There will be a temptation for some today to point to Wednesday’s rally and say that’s not who we are in this state. We hear that kind of thing a lot these days when our president, but not only our president, acts contrary to the values we think this country shares.

But there was some backlash this week when people pointed to the president’s Sunday tweet and declared that it wasn’t who we are. Because it is, of course, part of who we always have been in America. And in North Carolina. It’s who we were in Wilmington in 1898. It’s who we were when Dorothy Counts made that first walk to Harding High. It’s who we were when we redlined blacks out of white neighborhoods decades ago. It’s who we were on a July night in Greenville, and it could be what’s coming to Charlotte next summer.

“Send her back,” Donald Trump’s supporters chanted, without seeing the irony that it was they who were moving backward. “Send her back,” they cried, and it was both a reminder and a warning that here in North Carolina, in America, going back is not that far of a journey.

News, Trump Administration

U.S. House quashes effort to consider impeachment

Speaker Nancy Pelosi (D- California)

WASHINGTON — The U.S. House on Wednesday refused to consider impeachment articles against President Trump, with most Democrats siding with Republicans to kill the effort.
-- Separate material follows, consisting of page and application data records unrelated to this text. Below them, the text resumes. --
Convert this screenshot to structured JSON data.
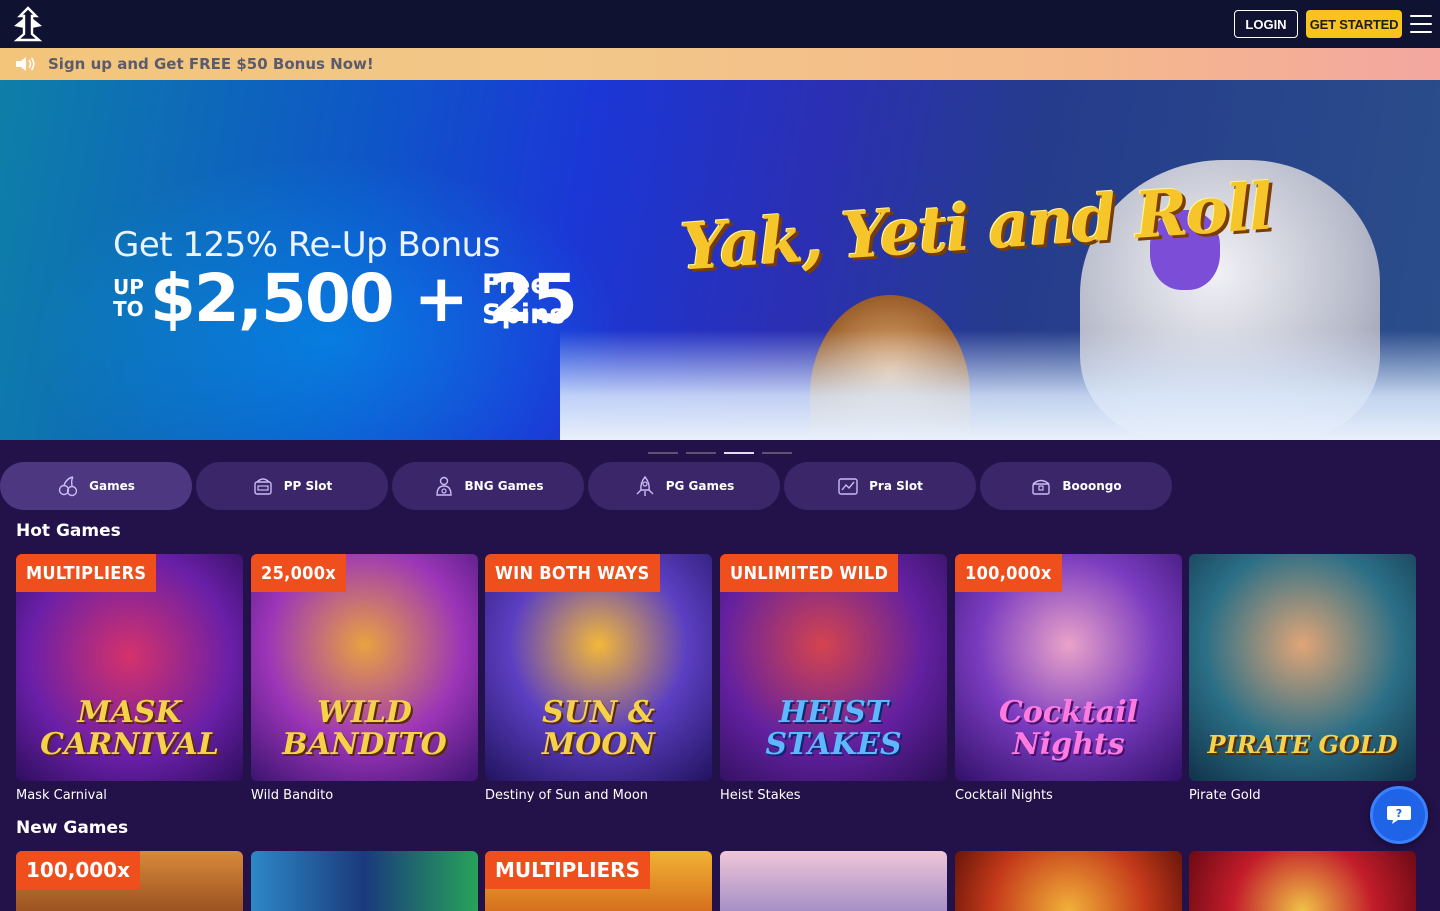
{
  "header": {
    "logo_alt": "site-logo",
    "login_label": "LOGIN",
    "get_started_label": "GET STARTED"
  },
  "notice": {
    "text": "Sign up and Get FREE $50 Bonus Now!"
  },
  "banner": {
    "line1": "Get 125% Re-Up Bonus",
    "up": "UP",
    "to": "TO",
    "amount": "$2,500 + 25",
    "free": "Free",
    "spins": "Spins",
    "game_title": "Yak, Yeti and Roll",
    "slide_count": 4,
    "active_slide": 3
  },
  "tabs": [
    {
      "label": "Games",
      "icon": "cherries-icon",
      "active": true
    },
    {
      "label": "PP Slot",
      "icon": "slot-machine-icon",
      "active": false
    },
    {
      "label": "BNG Games",
      "icon": "player-icon",
      "active": false
    },
    {
      "label": "PG Games",
      "icon": "rocket-icon",
      "active": false
    },
    {
      "label": "Pra Slot",
      "icon": "chart-icon",
      "active": false
    },
    {
      "label": "Booongo",
      "icon": "treasure-icon",
      "active": false
    }
  ],
  "hot_games": {
    "title": "Hot Games",
    "items": [
      {
        "name": "Mask Carnival",
        "badge": "MULTIPLIERS",
        "art_title": "MASK CARNIVAL",
        "bg": "#6a1fa8"
      },
      {
        "name": "Wild Bandito",
        "badge": "25,000x",
        "art_title": "WILD BANDITO",
        "bg": "#7b2fb8"
      },
      {
        "name": "Destiny of Sun and Moon",
        "badge": "WIN BOTH WAYS",
        "art_title": "SUN & MOON",
        "bg": "#3c2a9a"
      },
      {
        "name": "Heist Stakes",
        "badge": "UNLIMITED WILD",
        "art_title": "HEIST STAKES",
        "bg": "#6320a0"
      },
      {
        "name": "Cocktail Nights",
        "badge": "100,000x",
        "art_title": "Cocktail Nights",
        "bg": "#5b2aa6"
      },
      {
        "name": "Pirate Gold",
        "badge": "",
        "art_title": "PIRATE GOLD",
        "bg": "#2b6f86"
      }
    ]
  },
  "new_games": {
    "title": "New Games",
    "items": [
      {
        "badge": "100,000x",
        "bg": "#c9782e"
      },
      {
        "badge": "",
        "bg": "#2b7fb4"
      },
      {
        "badge": "MULTIPLIERS",
        "bg": "#e8a12a"
      },
      {
        "badge": "",
        "bg": "#e6b8c9"
      },
      {
        "badge": "",
        "bg": "#c43a1a"
      },
      {
        "badge": "",
        "bg": "#c21c2a"
      }
    ]
  },
  "chat": {
    "icon": "chat-bubble-icon"
  }
}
Rep. Al Green (D-Texas) attempted to use a procedural mechanism on the House floor to prod his colleagues to vote on his impeachment resolution stating that Trump “is unfit to be President and warrants impeachment, trial, and removal from office.”

But the House voted 332-95 in favor of a “motion to table” the effort, effectively killing the resolution. Only 95 Democrats supported Greens’ effort, with 137 Democrats joining 194 Republicans and Michigan independent Justin Amash to table the resolution.

North Carolina’s three Democrats split on the matter. David Price voted for the motion to table, while G.K. Butterfield and Alma Adams voted against it. All 10 Republicans from the state voted “aye,” except for Mark Walker, who did not vote.

It comes as House Speaker Nancy Pelosi (D-Calif.) and other Democrats have urged the caucus to tread slowly on impeachment efforts. Even many of the Democrats who back an impeachment “inquiry” — a first step toward a floor vote on impeachment — say they want to spend time building a solid record against Trump in the House Judiciary Committee.

Green’s resolution specifically condemned Trump for his recent racist comments after the president told four Democratic members of Congress to “go back” to other countries.

Wednesday’s vote is expected to intensify the debate between the Democratic lawmakers who are anxious to move on impeachment and those — including some moderates who flipped Republian seats in November — who are wary of political pitfalls.

Trump derided impeachment supporters after the vote.

“The United States House of Representatives has just overwhelmingly voted to kill the Resolution on Impeachment, 332-95-1. This is perhaps the most ridiculous and time consuming project I have ever had to work on,” he wrote on Twitter. “This should never be allowed to happen to another President of the United States again!”

Robin Bravender is the Washington Bureau Chief of the States Newsroom Network, of which Policy Watch is a member.